The Small Home, Big Decisions series follows Jennifer and her husband, Tyler, as they build a self-reliant homestead on a piece of country property in northeastern Kansas. The series will delve into questions that arise during their building process and the decisions they make along the way. The posts are a work in progress, written as their home-building adventure unfolds.
After MOTHER EARTH NEWS ran an article on selecting a DIY kit home, I have been intrigued by the idea. Many of the homes are energy-efficient— which is important to Tyler and me — and come in a range of size options. We plan to be as involved in the building process as we can be, and a kit home seemed like it would be a good fit for our limited construction skills. (Tyler likes to say that we know just enough to muck up a job. I have a bit more confidence.) The structure of a kit home goes up quickly, there is little waste at the construction site, and it would allow for us to customize our home without going, well, totally off the wall.

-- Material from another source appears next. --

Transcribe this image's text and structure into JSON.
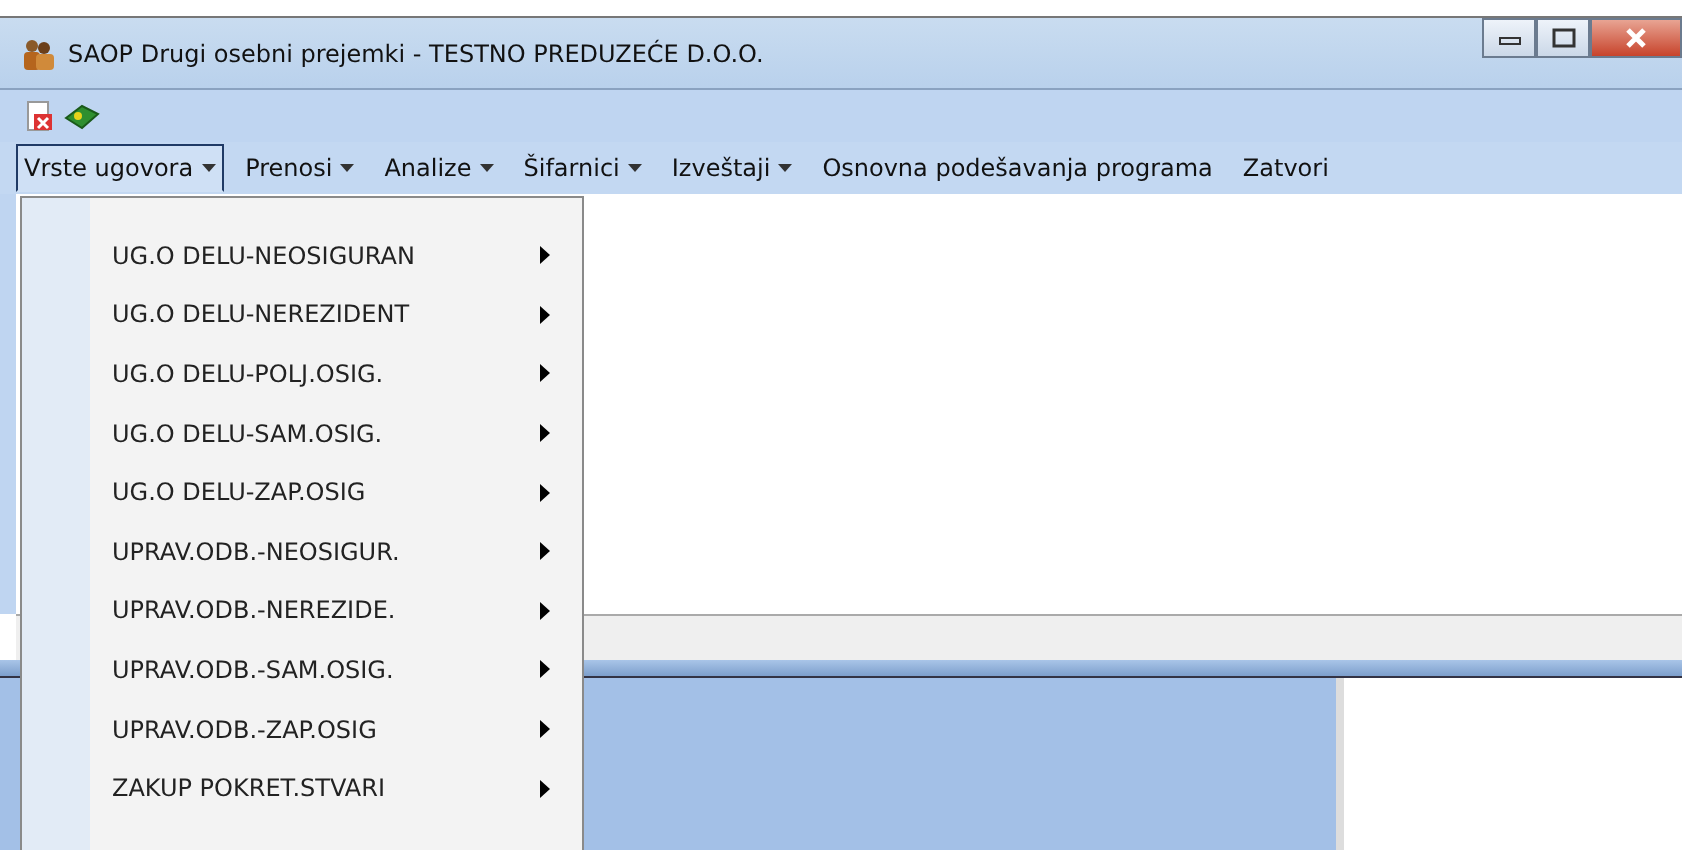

We looked through several options, and decided that if we were to build a kit home, we would want a Deltec model. Deltec recently released their Renew Collection, which focuses on reasonably sized, net-zero energy designs. As with all Deltec designs, you can choose between 2-by-6-foot or 2-by-8-foot studs to create a super-energy-efficient structure. The idea sounded like a dream come true: We could help build our own home without having to tackle the entire project totally from scratch, and end up with a great home that met our ideal home requirements. The basic process is fairly simple: We would map out our home plan with the company, and then they would build the wall frames in sections (with the windows intact). Next, the pre-built walls and the roof pieces would be sent to us via semis, and we would work with a local Deltec contractor for about a week to put the frame of the house up. So, we did what any couple planning to build a home would do. We combined our honeymoon earlier this year with a trip to the Deltec headquarters to check out the company and our options firsthand.
We met with designers, talked with several members of the company, and left with an all-around positive impression. The company really talks the talk when it comes to sustainability — and that was a huge deal to us. When we came home, we visited a locally built Deltec round home, and were incredibly impressed with the energy-efficiency and “feel” of the home. Being inside the house feels nothing like being inside a kit home — it has the look and feel of a standard stick structure. We were pretty much sold, and made plans to start finalizing which Deltec kit home would become ours. After several more meetings, talking with our bank, and hours of pouring over various floorplans, we ended up deciding that this wasn't the right fit for us.
The main reason we ultimately walked away from the Deltec option was the distance of the shipping. With their base in North Carolina, the monetary and environmental price of trucking our house frames would be pretty substantial — they would be shipping two semis loaded with our wall sections halfway across the country. Also, the cost of the house plans didn’t include a subfloor, which you need to have a basement. (We live in Kansas, so a basement, in our opinion, is a non-negotiable part of our house plan.) Deltec’s plans are designed to be built on a concrete slab. You can certainly add a subfloor to any Deltec plans in order to have a basement, but the price tag will significantly change.
If our circumstances had been different, we would have definitely gone with the Deltec option. We were pleased with the company, and we still think choosing a kit home, either from Deltec or another company, is a viable, eco-friendly option for folks looking to be somewhat hands-on with their house-building process.
But, before you decide for sure, you should decide what your “non-negotiables” and “nice-to-haves” are for your future home. An explanation of how we compromised to set our house priorities coming up next!
Photos by Jennifer Kongs; top: Deltec's Mark Bloomfield and Tyler on a tour of the Deltec factory in Asheville, N.C.; bottom: A Deltec wall frame with window installed, getting ready to ship to the happy owner-builder.
Jennifer Kongs is the Managing Editor at MOTHER EARTH NEWS magazine. When she’s not working at the magazine, she’s likely in her garden, on the local running trails or in her kitchen instead. You can connect directly with Jennifer and Tyler by leaving a comment below!